Top of Available data

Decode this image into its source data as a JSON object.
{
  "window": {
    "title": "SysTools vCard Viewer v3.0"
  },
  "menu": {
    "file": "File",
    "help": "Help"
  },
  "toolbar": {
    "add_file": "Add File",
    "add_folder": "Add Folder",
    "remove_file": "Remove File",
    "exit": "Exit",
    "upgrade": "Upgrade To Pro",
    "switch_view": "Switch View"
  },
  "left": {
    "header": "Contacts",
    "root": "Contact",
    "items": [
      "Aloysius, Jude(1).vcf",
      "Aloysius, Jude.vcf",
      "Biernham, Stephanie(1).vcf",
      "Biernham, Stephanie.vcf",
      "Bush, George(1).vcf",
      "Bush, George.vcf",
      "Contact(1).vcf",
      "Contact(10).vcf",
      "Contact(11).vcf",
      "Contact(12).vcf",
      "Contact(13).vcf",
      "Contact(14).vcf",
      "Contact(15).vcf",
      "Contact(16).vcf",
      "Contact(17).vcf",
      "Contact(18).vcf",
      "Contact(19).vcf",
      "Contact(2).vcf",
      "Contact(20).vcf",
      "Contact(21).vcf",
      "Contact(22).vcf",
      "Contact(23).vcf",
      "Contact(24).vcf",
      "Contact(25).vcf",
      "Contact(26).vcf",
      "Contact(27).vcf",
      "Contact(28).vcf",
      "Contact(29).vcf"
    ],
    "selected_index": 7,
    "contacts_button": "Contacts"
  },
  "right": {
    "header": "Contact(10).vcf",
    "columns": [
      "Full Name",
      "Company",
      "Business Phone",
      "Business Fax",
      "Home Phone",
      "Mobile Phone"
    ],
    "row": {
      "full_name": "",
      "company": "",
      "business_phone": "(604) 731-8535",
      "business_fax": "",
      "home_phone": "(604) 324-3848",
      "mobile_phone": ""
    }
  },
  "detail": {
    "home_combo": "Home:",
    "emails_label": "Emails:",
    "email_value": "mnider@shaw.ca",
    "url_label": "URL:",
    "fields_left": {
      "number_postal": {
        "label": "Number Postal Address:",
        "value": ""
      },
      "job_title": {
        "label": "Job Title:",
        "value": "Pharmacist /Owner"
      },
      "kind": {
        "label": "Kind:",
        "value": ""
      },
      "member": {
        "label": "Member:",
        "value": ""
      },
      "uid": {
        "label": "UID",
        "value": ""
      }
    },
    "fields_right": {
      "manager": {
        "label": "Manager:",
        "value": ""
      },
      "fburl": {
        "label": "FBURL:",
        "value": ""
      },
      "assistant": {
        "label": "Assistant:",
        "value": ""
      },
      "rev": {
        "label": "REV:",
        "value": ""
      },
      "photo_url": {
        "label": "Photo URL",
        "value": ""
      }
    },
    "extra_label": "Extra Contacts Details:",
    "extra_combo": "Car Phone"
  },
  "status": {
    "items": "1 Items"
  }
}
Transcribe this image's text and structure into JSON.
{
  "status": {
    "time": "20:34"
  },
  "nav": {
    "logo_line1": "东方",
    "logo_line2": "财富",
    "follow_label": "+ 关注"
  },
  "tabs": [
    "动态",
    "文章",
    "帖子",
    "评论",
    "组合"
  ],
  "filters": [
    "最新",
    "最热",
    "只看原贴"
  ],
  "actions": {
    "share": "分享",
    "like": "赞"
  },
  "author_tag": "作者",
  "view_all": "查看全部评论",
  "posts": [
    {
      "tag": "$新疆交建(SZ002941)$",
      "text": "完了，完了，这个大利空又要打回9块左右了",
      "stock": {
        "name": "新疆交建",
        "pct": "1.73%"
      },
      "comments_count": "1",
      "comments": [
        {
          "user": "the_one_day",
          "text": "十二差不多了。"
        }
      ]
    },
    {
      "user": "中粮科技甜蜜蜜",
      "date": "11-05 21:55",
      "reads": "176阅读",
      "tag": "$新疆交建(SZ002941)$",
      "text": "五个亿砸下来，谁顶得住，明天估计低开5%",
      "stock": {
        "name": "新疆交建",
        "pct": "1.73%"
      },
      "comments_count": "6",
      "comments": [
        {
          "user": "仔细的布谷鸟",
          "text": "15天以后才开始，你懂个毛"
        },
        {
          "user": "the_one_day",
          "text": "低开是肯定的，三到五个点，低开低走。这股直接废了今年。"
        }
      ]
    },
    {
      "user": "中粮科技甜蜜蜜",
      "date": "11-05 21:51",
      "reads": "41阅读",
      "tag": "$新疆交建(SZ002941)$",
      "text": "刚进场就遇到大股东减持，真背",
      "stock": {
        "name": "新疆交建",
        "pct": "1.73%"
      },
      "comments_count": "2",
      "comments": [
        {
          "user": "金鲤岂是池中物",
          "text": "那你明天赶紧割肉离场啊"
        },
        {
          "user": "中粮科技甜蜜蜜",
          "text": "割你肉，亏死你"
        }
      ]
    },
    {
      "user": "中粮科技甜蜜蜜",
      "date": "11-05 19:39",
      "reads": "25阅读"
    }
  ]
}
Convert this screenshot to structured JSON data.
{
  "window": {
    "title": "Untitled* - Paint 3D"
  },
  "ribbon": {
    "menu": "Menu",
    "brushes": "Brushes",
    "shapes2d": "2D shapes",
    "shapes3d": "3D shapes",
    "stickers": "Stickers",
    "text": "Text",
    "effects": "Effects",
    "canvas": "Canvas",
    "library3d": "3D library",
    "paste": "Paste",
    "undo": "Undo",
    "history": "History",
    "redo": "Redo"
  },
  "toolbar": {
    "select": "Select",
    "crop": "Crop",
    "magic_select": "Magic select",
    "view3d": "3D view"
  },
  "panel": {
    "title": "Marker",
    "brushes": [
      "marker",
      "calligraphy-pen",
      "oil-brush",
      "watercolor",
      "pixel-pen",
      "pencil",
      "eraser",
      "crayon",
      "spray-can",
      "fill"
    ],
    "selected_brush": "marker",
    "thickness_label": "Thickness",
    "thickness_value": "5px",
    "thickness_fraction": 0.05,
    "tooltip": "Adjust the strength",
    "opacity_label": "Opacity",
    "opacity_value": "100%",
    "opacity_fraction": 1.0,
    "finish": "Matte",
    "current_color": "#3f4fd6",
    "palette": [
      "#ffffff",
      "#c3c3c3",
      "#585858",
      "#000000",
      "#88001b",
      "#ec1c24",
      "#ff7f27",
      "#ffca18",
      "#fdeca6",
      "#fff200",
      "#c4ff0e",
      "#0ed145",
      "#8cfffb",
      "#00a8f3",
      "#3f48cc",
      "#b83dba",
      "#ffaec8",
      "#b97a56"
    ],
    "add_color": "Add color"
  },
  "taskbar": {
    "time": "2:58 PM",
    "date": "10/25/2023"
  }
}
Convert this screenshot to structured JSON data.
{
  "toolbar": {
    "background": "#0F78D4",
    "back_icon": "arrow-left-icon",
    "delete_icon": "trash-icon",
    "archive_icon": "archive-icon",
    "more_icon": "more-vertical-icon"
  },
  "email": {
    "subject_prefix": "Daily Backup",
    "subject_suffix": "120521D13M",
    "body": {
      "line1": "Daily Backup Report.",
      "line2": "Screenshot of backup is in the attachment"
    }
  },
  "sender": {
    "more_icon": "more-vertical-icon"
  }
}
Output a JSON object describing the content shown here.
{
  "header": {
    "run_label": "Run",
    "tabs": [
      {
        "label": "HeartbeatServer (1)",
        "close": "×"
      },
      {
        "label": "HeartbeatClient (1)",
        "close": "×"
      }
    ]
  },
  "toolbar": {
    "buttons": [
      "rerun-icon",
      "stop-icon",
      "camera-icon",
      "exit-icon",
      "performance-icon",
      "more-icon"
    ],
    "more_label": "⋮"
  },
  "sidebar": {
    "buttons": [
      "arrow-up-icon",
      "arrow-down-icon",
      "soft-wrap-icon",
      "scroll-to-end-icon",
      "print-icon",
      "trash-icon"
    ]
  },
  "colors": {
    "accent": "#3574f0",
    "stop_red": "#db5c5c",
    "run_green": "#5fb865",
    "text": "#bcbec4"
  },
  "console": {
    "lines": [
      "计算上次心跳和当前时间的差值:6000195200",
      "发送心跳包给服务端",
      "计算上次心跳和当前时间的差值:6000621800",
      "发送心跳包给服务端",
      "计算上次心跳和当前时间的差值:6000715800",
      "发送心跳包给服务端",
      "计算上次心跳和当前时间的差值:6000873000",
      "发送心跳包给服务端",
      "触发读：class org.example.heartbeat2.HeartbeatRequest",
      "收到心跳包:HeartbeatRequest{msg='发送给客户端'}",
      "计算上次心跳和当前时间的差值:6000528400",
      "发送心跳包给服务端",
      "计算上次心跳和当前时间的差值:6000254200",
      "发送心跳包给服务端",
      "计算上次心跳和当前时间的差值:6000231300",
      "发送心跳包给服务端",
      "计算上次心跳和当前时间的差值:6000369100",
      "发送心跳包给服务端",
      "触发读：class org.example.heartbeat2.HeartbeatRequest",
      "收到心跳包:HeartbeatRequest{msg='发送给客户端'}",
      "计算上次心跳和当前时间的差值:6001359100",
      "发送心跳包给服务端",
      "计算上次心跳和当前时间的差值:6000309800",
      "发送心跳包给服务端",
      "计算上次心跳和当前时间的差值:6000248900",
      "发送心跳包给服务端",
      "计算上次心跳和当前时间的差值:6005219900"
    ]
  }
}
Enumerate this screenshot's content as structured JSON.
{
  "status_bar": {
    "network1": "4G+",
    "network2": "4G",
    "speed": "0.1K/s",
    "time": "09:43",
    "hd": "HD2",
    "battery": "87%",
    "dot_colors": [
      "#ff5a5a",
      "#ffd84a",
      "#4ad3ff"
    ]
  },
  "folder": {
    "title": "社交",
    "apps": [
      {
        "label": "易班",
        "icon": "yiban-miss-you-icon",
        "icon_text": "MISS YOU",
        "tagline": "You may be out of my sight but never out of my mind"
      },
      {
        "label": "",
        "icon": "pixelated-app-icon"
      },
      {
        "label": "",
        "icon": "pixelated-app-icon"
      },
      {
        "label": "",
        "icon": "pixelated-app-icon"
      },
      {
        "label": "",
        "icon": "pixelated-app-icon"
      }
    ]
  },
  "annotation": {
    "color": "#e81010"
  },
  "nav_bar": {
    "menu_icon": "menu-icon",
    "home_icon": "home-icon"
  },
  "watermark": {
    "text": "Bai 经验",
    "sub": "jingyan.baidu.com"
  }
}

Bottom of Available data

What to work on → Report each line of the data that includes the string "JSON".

Written response →
Decode this image into its source data as a JSON object.
Transcribe this image's text and structure into JSON.
Convert this screenshot to structured JSON data.
Convert this screenshot to structured JSON data.
Output a JSON object describing the content shown here.
Enumerate this screenshot's content as structured JSON.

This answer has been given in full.